“We’re pleased to see from the survey that most patients use the App and value it. We’re pleased that NHS England has already made some changes to App since the Coalition ran the survey and hope it’ll use our findings to further improve ease of use and look into reports that some users can’t get the information they want. So it’s important that future development of the App takes into account the barriers this research has uncovered.”

Anthony Walker, Senior Policy Officer at Diabetes UK, said: “There is great potential for the NHS App to become a digital front door to the health system that is accessible and empowering for all patients, and this report illustrates the benefits many have already seen. However, it also points to key areas of improvement to enable the App to realise its ambitions: including the need for more consistency in the services available to users, and practical support to develop the knowledge and skills people need to access them, whilst crucially retaining non-digital routes for those who cannot or prefer not to interact digitally.”

Sophie Randall, Director at Patient Information Forum, said: “The results of this independent public survey show that while the NHS App is a valuable tool for many, some people are being left behind. We would like to see an inequalities impact assessment on the NHS App with strategies put in place to support its wider use.

“PIF fully endorses the recommendations to improve the accessibility of the NHS App and provide translation into commonly spoken languages. “

Dr Emma Koivunen, Research Manager, Citizens Online, said: “This research is an important reminder that service design and digital transformation must not widen health inequalities. Making the NHS app easier to use and providing support to use it will encourage better take-up. We strongly agree with the recommendation that non-digital service pathways are maintained to ensure that the 10.2 million adults in the UK who lack the most basic digital skills are not excluded from accessing health services. Especially as these people are more likely to have a disability or health condition, be older or living on low income.”

Christoph Zehendner, Medical Director UK and Ireland for Boehringer Ingelheim, said: “We are delighted to be able to support this report, which is the cumulative efforts of the hard work from everyone involved with the Digital Coalition.
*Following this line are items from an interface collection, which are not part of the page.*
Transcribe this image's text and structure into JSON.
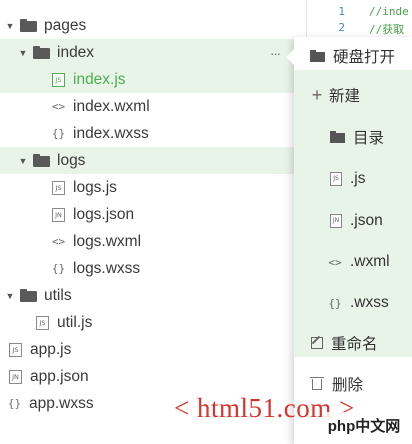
{
  "explorer": {
    "items": [
      {
        "label": "pages",
        "type": "folder",
        "expanded": true
      },
      {
        "label": "index",
        "type": "folder",
        "expanded": true,
        "selected": true
      },
      {
        "label": "index.js",
        "type": "file",
        "icon": "JS",
        "active": true
      },
      {
        "label": "index.wxml",
        "type": "file",
        "icon": "<>"
      },
      {
        "label": "index.wxss",
        "type": "file",
        "icon": "{}"
      },
      {
        "label": "logs",
        "type": "folder",
        "expanded": true
      },
      {
        "label": "logs.js",
        "type": "file",
        "icon": "JS"
      },
      {
        "label": "logs.json",
        "type": "file",
        "icon": "JN"
      },
      {
        "label": "logs.wxml",
        "type": "file",
        "icon": "<>"
      },
      {
        "label": "logs.wxss",
        "type": "file",
        "icon": "{}"
      },
      {
        "label": "utils",
        "type": "folder",
        "expanded": true
      },
      {
        "label": "util.js",
        "type": "file",
        "icon": "JS"
      },
      {
        "label": "app.js",
        "type": "file",
        "icon": "JS"
      },
      {
        "label": "app.json",
        "type": "file",
        "icon": "JN"
      },
      {
        "label": "app.wxss",
        "type": "file",
        "icon": "{}"
      }
    ],
    "more_label": "···"
  },
  "editor": {
    "lines": [
      {
        "num": "1",
        "text": "//inde"
      },
      {
        "num": "2",
        "text": "//获取"
      }
    ]
  },
  "context_menu": {
    "open_in_disk": "硬盘打开",
    "new": "新建",
    "new_items": {
      "folder": "目录",
      "js": ".js",
      "json": ".json",
      "wxml": ".wxml",
      "wxss": ".wxss"
    },
    "rename": "重命名",
    "delete": "删除"
  },
  "icons": {
    "js": "JS",
    "json": "JN",
    "wxml": "<>",
    "wxss": "{}"
  },
  "watermark": {
    "site": "< html51.com >",
    "badge": "php中文网"
  },
  "colors": {
    "accent": "#4caf50",
    "selection_bg": "#e9f4e9",
    "watermark": "#d8342c"
  }
}
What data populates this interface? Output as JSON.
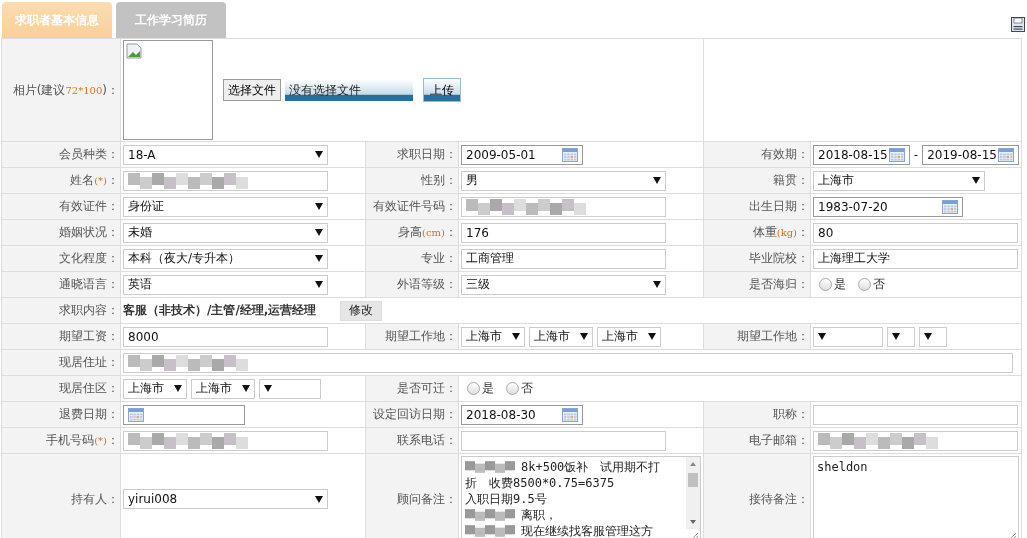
{
  "tabs": [
    {
      "label": "求职者基本信息",
      "selected": true
    },
    {
      "label": "工作学习简历",
      "selected": false
    }
  ],
  "rows": [
    {
      "cells": [
        {
          "kind": "label",
          "text": "相片(建议",
          "note": "72*100",
          "after": ")："
        },
        {
          "kind": "photo",
          "choose_button": "选择文件",
          "file_status": "没有选择文件",
          "upload_button": "上传"
        }
      ]
    },
    {
      "cells": [
        {
          "kind": "label",
          "text": "会员种类："
        },
        {
          "kind": "select",
          "value": "18-A"
        },
        {
          "kind": "label",
          "text": "求职日期："
        },
        {
          "kind": "date",
          "value": "2009-05-01"
        },
        {
          "kind": "label",
          "text": "有效期："
        },
        {
          "kind": "daterange",
          "from": "2018-08-15",
          "separator": "-",
          "to": "2019-08-15"
        }
      ]
    },
    {
      "cells": [
        {
          "kind": "label",
          "text": "姓名",
          "note": "(*)",
          "after": "："
        },
        {
          "kind": "input",
          "redacted": true
        },
        {
          "kind": "label",
          "text": "性别："
        },
        {
          "kind": "select",
          "value": "男"
        },
        {
          "kind": "label",
          "text": "籍贯："
        },
        {
          "kind": "select",
          "value": "上海市"
        }
      ]
    },
    {
      "cells": [
        {
          "kind": "label",
          "text": "有效证件："
        },
        {
          "kind": "select",
          "value": "身份证"
        },
        {
          "kind": "label",
          "text": "有效证件号码："
        },
        {
          "kind": "input",
          "redacted": true
        },
        {
          "kind": "label",
          "text": "出生日期："
        },
        {
          "kind": "date",
          "value": "1983-07-20"
        }
      ]
    },
    {
      "cells": [
        {
          "kind": "label",
          "text": "婚姻状况："
        },
        {
          "kind": "select",
          "value": "未婚"
        },
        {
          "kind": "label",
          "text": "身高",
          "note": "(cm)",
          "after": "："
        },
        {
          "kind": "input",
          "value": "176"
        },
        {
          "kind": "label",
          "text": "体重",
          "note": "(kg)",
          "after": "："
        },
        {
          "kind": "input",
          "value": "80"
        }
      ]
    },
    {
      "cells": [
        {
          "kind": "label",
          "text": "文化程度："
        },
        {
          "kind": "select",
          "value": "本科（夜大/专升本）"
        },
        {
          "kind": "label",
          "text": "专业："
        },
        {
          "kind": "input",
          "value": "工商管理"
        },
        {
          "kind": "label",
          "text": "毕业院校："
        },
        {
          "kind": "input",
          "value": "上海理工大学"
        }
      ]
    },
    {
      "cells": [
        {
          "kind": "label",
          "text": "通晓语言："
        },
        {
          "kind": "select",
          "value": "英语"
        },
        {
          "kind": "label",
          "text": "外语等级："
        },
        {
          "kind": "select",
          "value": "三级"
        },
        {
          "kind": "label",
          "text": "是否海归："
        },
        {
          "kind": "radio",
          "options": [
            {
              "label": "是",
              "selected": false
            },
            {
              "label": "否",
              "selected": false
            }
          ]
        }
      ]
    },
    {
      "cells": [
        {
          "kind": "label",
          "text": "求职内容："
        },
        {
          "kind": "jobs",
          "text": "客服（非技术）/主管/经理,运营经理",
          "button": "修改"
        }
      ]
    },
    {
      "cells": [
        {
          "kind": "label",
          "text": "期望工资："
        },
        {
          "kind": "input",
          "value": "8000"
        },
        {
          "kind": "label",
          "text": "期望工作地："
        },
        {
          "kind": "selects",
          "items": [
            {
              "value": "上海市"
            },
            {
              "value": "上海市"
            },
            {
              "value": "上海市"
            }
          ]
        },
        {
          "kind": "label",
          "text": "期望工作地："
        },
        {
          "kind": "selects",
          "items": [
            {
              "blank": true
            },
            {
              "blank": true
            },
            {
              "blank": true
            }
          ]
        }
      ]
    },
    {
      "cells": [
        {
          "kind": "label",
          "text": "现居住址："
        },
        {
          "kind": "input",
          "redacted": true
        }
      ]
    },
    {
      "cells": [
        {
          "kind": "label",
          "text": "现居住区："
        },
        {
          "kind": "selects",
          "items": [
            {
              "value": "上海市"
            },
            {
              "value": "上海市"
            },
            {
              "blank": true
            }
          ]
        },
        {
          "kind": "label",
          "text": "是否可迁："
        },
        {
          "kind": "radio",
          "options": [
            {
              "label": "是",
              "selected": false
            },
            {
              "label": "否",
              "selected": false
            }
          ]
        }
      ]
    },
    {
      "cells": [
        {
          "kind": "label",
          "text": "退费日期："
        },
        {
          "kind": "date"
        },
        {
          "kind": "label",
          "text": "设定回访日期："
        },
        {
          "kind": "date",
          "value": "2018-08-30"
        },
        {
          "kind": "label",
          "text": "职称："
        },
        {
          "kind": "input"
        }
      ]
    },
    {
      "cells": [
        {
          "kind": "label",
          "text": "手机号码",
          "note": "(*)",
          "after": "："
        },
        {
          "kind": "input",
          "redacted": true
        },
        {
          "kind": "label",
          "text": "联系电话："
        },
        {
          "kind": "input"
        },
        {
          "kind": "label",
          "text": "电子邮箱："
        },
        {
          "kind": "input",
          "redacted": true
        }
      ]
    },
    {
      "cells": [
        {
          "kind": "label",
          "text": "持有人："
        },
        {
          "kind": "select",
          "value": "yirui008"
        },
        {
          "kind": "label",
          "text": "顾问备注："
        },
        {
          "kind": "textarea",
          "scrollbar": true,
          "lines": [
            {
              "redacted": true,
              "text": "8k+500饭补　试用期不打"
            },
            {
              "redacted": false,
              "text": "折　收费8500*0.75=6375"
            },
            {
              "redacted": false,
              "text": "入职日期9.5号"
            },
            {
              "redacted": true,
              "text": "离职，"
            },
            {
              "redacted": true,
              "text": "现在继续找客服管理这方"
            }
          ]
        },
        {
          "kind": "label",
          "text": "接待备注："
        },
        {
          "kind": "textarea",
          "scrollbar": false,
          "lines": [
            {
              "redacted": false,
              "text": "sheldon"
            }
          ]
        }
      ]
    }
  ]
}
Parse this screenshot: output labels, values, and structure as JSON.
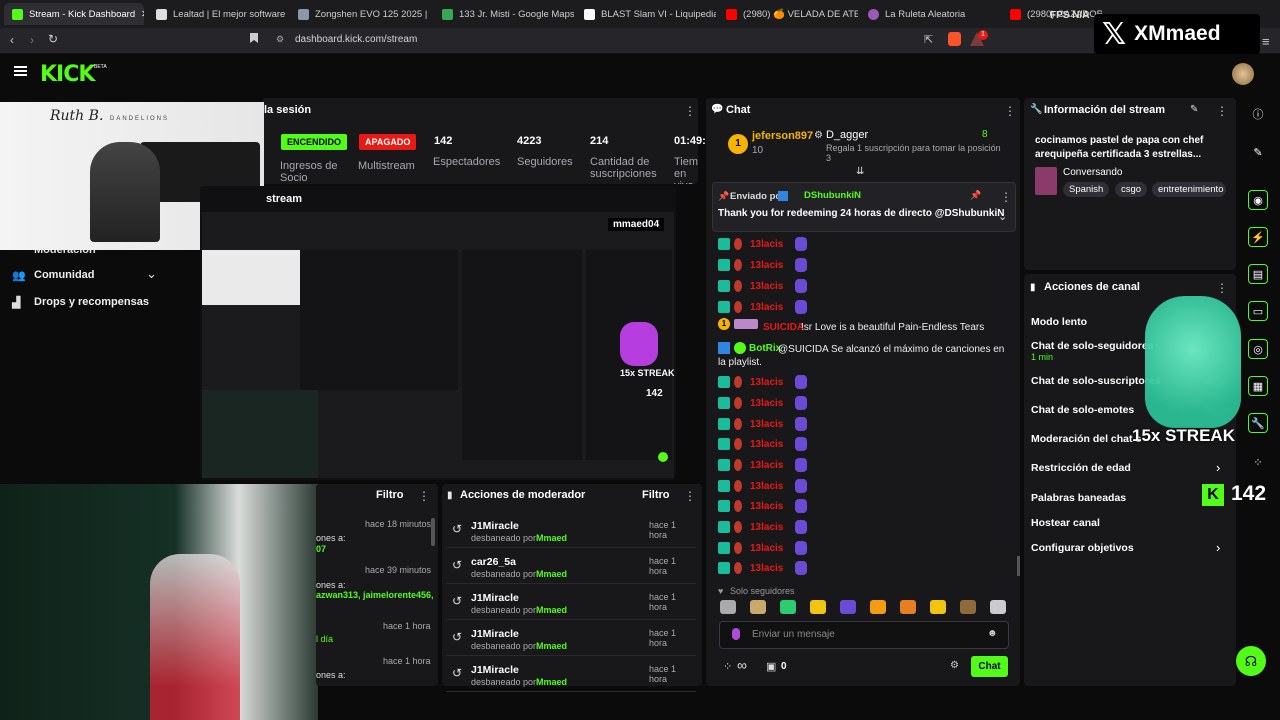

Digital technology is a vital tool in helping patients access health services and it is important that these are as inclusive as possible, so the report’s findings will be essential in supporting patient centred decision making.”


The Digital Coalition, based on the survey findings, recommends developers of the NHS App and all those involved in healthcare delivery in the community to:

  • Increase awareness of the NHS App
  • Provide universal access to information via the App
  • Make the App easier to access
  •  Reassure people about data security within the App
  • Provide a clear path to find help using the App
  • Provide a clear explanation of the different healthcare apps in use.

NHS England, the developers of the NHS App, are members of the Digital Coalition and conduct ongoing research into how people find using the NHS App.

Dr Vin Diwaker, Interim national director for transformation, NHS England, said: “NHS England welcomes this important research undertaken by the Digital Coalition. We are encouraged to see that most people find the NHS App valuable to help them manage their care, or those they help to care for. Valuable insights into the reasons why some patients find in hard to access and use the NHS App, combined with existing research activities, provides us with a solid evidence base to focus our improvements on.

“The NHS App user research team gather feedback from hundreds of people who provide insights and help us shape the functionality of the NHS App. We also have a network of over 800 NHS App ambassadors who share their observations when using the NHS App in a clinical setting.

“We thank the Patients Association and all contributors to the research, for supporting us to unlock the overwhelmingly positive impact that digital self-care can have for the public and the health system’s ability to serve them well.”

Since the survey was conducted, NHS England have made several updates to improve the layout of the App and make it easier to use.

Download Digital Coalition’s report, Public and Patient Experience of the NHS App